Fuel supplies at gas stations in London and the South East are lower than in the rest of Britain.
Figures from the Department of Business, Energy and Industrial Strategy showed filling station storage tanks in the capital were only 27% full at the end of the day on Sunday, compared to 37% across Britain.
The situation was slightly better in the Southeast (33%).
Average stock levels in the UK fell to 15% on 25 September, two days after panic buying began.
In early 2020 – before demand was hit by coronavirus restrictions – stock levels averaged around 43%.
The figures also show that fuel sales dropped from an average of 35,900 liters per gas station on September 24 to 11,600 liters on Sunday.
Luke Bosdet, AA’s spokesperson for fuel prices, said the statistics were that the crisis lasted 17 days and it wasn’t until Sunday when “normalcy” returned.
He continued: “The persistence of this road fuel spree has come as a surprise, and it will be necessary to reschedule future reactions to such events, taking into account the immediate impact of messaging and social media when a forecourt is refueled, and whether spending limits are sufficient when the cost of fuel is this high.
“As soon as a gas station was delivered, it was clear that the earth and his wife had landed on it to fill it up.

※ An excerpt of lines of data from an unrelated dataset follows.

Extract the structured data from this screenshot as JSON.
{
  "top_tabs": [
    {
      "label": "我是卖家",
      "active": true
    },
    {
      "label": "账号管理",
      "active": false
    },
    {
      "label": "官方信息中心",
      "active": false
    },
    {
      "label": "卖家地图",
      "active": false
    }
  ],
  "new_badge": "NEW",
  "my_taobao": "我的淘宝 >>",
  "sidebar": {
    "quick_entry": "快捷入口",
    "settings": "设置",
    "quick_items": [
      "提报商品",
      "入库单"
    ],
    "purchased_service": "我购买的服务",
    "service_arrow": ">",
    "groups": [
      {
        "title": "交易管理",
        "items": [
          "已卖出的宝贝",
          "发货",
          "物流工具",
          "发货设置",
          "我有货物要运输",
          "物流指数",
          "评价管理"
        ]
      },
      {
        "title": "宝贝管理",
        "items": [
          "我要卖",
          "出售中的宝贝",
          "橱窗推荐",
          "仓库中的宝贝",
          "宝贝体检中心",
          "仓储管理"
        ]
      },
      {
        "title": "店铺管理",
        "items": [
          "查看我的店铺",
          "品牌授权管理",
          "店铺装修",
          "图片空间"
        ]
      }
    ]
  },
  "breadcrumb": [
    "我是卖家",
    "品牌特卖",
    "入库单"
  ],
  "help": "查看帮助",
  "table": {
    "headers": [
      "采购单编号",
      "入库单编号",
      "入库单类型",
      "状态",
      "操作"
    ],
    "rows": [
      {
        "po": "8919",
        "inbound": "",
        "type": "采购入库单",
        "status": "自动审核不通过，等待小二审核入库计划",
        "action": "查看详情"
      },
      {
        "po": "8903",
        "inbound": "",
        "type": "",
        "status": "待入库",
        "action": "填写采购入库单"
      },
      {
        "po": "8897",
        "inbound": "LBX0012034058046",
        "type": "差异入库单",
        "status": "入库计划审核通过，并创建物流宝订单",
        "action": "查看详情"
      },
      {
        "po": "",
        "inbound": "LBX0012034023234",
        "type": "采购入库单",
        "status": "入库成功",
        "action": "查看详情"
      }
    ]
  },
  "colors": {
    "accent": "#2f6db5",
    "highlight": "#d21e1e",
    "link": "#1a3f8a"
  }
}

“Also, at around 136p per liter, a £30 cap on fuel sales bought just 22 liters of petrol in a typical 55 liter tank.”